What needs to be done — Please return every line of the records below that holds the word "gateways".

---------- Input records

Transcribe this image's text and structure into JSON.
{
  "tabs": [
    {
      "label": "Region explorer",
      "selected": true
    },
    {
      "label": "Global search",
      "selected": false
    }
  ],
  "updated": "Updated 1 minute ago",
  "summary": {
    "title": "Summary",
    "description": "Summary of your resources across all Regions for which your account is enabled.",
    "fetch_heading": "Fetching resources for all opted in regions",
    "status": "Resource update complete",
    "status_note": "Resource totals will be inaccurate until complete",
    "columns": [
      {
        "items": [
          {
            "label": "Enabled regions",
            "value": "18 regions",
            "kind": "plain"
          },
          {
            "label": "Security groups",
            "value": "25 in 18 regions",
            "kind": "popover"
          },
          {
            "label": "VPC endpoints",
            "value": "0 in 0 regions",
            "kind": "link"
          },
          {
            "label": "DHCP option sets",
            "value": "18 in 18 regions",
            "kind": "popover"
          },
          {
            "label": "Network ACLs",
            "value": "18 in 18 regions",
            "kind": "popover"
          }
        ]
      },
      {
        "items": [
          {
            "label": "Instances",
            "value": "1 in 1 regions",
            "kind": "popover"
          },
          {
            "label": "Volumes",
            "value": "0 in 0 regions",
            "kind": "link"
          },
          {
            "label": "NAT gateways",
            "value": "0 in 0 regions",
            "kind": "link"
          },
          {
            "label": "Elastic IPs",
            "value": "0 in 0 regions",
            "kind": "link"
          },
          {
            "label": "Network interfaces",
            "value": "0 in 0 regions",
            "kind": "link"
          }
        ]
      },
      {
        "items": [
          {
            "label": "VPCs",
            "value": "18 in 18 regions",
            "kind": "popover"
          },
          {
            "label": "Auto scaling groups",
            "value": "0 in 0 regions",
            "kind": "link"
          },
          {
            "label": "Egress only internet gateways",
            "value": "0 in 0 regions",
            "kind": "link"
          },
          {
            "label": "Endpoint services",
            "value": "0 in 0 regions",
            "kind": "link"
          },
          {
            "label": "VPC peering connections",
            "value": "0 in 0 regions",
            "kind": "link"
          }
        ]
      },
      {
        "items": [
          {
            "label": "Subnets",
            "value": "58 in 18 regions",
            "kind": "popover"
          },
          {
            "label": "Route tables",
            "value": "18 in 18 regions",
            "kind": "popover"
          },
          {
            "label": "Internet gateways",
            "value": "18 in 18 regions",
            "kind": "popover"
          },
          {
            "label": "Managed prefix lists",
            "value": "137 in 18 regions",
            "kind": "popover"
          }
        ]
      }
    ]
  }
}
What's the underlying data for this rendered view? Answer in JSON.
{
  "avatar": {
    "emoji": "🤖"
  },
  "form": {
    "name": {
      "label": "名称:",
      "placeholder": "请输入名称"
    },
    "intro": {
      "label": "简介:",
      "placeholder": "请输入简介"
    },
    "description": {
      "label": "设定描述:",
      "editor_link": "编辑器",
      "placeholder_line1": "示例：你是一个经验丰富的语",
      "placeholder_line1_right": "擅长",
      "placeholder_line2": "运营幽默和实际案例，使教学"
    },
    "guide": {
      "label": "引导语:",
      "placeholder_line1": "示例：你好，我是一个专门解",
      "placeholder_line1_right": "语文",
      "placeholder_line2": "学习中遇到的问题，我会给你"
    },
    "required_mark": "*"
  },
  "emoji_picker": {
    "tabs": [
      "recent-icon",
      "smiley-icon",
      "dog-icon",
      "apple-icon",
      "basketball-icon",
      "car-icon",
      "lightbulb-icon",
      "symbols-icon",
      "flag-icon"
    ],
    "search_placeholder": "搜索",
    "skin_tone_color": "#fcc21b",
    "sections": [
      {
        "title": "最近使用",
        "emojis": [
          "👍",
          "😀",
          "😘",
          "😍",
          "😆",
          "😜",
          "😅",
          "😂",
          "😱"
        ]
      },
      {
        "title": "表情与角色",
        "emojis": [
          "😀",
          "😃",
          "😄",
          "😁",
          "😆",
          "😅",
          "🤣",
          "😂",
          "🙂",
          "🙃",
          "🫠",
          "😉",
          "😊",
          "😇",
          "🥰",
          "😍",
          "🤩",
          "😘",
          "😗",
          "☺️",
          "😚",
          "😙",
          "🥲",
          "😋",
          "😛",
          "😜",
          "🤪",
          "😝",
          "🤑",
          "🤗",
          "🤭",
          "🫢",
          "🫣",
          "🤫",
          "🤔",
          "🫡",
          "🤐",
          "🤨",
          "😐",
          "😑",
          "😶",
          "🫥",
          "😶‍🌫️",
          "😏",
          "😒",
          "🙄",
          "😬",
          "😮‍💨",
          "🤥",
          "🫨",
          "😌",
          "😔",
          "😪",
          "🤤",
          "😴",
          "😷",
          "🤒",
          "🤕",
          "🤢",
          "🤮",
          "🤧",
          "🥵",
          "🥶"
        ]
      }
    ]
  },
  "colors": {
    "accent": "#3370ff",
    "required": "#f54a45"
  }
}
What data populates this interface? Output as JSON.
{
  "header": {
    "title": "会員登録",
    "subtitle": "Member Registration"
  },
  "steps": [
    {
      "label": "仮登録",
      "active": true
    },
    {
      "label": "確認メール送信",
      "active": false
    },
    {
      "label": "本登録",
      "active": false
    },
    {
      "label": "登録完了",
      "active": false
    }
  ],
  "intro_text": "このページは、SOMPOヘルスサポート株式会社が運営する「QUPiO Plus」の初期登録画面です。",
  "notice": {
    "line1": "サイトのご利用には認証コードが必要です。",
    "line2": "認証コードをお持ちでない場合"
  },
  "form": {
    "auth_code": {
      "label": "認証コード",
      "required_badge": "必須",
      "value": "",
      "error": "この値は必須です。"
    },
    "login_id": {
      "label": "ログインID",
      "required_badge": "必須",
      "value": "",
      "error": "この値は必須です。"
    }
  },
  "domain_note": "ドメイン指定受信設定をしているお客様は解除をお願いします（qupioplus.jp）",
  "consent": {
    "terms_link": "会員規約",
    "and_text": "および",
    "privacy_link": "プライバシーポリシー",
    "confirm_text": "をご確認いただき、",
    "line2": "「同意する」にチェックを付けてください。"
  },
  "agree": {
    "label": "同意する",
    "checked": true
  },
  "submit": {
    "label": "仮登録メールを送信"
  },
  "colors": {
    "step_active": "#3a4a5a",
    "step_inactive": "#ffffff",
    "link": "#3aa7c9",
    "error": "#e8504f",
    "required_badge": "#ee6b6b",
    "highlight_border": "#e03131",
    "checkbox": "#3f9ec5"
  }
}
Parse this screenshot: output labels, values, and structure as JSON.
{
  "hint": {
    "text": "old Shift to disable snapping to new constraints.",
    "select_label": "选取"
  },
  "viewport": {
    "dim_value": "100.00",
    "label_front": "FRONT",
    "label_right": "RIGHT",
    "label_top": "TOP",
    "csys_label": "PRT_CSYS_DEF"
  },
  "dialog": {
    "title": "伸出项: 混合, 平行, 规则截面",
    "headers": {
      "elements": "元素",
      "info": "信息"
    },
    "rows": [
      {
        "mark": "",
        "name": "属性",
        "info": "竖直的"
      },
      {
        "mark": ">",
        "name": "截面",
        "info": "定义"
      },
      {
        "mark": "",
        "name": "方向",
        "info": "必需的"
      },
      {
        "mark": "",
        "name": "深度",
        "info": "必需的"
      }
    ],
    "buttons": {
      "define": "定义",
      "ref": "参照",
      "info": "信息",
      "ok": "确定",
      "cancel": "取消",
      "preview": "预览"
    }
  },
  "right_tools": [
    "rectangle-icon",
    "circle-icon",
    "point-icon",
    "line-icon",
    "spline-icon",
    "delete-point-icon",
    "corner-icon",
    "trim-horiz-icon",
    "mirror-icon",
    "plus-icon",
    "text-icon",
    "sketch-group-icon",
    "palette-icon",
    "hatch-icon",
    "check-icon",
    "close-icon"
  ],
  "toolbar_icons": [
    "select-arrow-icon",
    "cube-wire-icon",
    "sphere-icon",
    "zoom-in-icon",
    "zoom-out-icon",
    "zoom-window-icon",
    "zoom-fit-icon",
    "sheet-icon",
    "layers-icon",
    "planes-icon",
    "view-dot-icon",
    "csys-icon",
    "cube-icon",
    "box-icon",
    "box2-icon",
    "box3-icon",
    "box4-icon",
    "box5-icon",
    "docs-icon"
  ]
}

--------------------

Solution to this exercise —
            "label": "NAT gateways",
            "label": "Egress only internet gateways",
            "label": "Internet gateways",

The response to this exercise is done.